Excerpts from an interface dataset.
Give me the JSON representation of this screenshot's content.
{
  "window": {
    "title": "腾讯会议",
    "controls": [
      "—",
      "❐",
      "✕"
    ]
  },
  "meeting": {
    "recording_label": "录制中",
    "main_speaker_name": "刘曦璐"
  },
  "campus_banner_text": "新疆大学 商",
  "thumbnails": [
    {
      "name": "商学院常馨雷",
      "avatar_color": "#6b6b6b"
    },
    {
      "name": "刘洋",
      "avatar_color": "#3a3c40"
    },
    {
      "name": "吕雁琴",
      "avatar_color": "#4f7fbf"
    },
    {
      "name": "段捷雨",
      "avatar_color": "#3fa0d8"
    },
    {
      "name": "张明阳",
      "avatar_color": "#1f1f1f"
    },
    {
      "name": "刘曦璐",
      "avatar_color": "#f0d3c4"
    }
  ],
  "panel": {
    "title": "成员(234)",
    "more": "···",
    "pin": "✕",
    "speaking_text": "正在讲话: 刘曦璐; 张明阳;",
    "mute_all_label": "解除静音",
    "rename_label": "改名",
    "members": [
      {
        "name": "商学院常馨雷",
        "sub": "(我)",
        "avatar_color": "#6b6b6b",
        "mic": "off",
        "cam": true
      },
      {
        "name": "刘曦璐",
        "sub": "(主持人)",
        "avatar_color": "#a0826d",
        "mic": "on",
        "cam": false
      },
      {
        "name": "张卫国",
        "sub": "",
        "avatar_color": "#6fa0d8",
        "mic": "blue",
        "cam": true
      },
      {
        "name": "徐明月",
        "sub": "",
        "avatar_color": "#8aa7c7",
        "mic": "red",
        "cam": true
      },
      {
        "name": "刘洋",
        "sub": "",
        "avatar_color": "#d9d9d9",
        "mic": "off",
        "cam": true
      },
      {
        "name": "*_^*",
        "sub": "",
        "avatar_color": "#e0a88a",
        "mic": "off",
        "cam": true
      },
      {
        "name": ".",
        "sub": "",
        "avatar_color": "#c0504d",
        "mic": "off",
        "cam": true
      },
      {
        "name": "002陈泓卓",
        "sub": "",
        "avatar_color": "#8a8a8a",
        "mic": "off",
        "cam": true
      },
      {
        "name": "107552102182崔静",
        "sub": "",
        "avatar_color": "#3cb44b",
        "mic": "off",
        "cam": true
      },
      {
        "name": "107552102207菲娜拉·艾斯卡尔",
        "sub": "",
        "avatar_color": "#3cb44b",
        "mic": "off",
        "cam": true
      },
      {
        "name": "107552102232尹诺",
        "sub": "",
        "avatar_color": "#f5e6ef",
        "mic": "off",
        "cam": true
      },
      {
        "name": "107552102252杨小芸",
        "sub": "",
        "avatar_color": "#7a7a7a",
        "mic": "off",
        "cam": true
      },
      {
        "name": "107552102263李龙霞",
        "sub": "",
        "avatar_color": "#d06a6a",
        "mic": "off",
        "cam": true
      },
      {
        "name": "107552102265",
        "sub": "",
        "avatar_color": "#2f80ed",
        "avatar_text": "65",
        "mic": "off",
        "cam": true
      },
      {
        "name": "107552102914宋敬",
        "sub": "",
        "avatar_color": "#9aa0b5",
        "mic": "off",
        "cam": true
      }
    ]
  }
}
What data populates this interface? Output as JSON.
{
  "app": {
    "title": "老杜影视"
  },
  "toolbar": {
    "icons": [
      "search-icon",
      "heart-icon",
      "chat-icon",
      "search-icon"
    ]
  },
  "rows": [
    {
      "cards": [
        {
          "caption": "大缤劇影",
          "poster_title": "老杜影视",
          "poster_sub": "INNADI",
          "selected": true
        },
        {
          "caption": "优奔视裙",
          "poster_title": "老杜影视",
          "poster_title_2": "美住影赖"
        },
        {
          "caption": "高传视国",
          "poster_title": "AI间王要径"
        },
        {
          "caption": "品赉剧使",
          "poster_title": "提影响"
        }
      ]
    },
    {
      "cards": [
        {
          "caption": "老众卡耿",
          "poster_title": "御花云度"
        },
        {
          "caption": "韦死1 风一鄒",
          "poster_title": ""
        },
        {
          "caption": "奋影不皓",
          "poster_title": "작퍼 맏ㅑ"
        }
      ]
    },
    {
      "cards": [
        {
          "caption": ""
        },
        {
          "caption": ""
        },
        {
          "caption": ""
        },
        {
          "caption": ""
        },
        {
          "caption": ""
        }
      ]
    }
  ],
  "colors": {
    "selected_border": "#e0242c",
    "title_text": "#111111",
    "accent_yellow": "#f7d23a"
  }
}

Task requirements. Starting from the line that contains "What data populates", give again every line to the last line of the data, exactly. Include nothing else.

Answer to this problem.
What data populates this interface? Output as JSON.
{
  "app": {
    "title": "老杜影视"
  },
  "toolbar": {
    "icons": [
      "search-icon",
      "heart-icon",
      "chat-icon",
      "search-icon"
    ]
  },
  "rows": [
    {
      "cards": [
        {
          "caption": "大缤劇影",
          "poster_title": "老杜影视",
          "poster_sub": "INNADI",
          "selected": true
        },
        {
          "caption": "优奔视裙",
          "poster_title": "老杜影视",
          "poster_title_2": "美住影赖"
        },
        {
          "caption": "高传视国",
          "poster_title": "AI间王要径"
        },
        {
          "caption": "品赉剧使",
          "poster_title": "提影响"
        }
      ]
    },
    {
      "cards": [
        {
          "caption": "老众卡耿",
          "poster_title": "御花云度"
        },
        {
          "caption": "韦死1 风一鄒",
          "poster_title": ""
        },
        {
          "caption": "奋影不皓",
          "poster_title": "작퍼 맏ㅑ"
        }
      ]
    },
    {
      "cards": [
        {
          "caption": ""
        },
        {
          "caption": ""
        },
        {
          "caption": ""
        },
        {
          "caption": ""
        },
        {
          "caption": ""
        }
      ]
    }
  ],
  "colors": {
    "selected_border": "#e0242c",
    "title_text": "#111111",
    "accent_yellow": "#f7d23a"
  }
}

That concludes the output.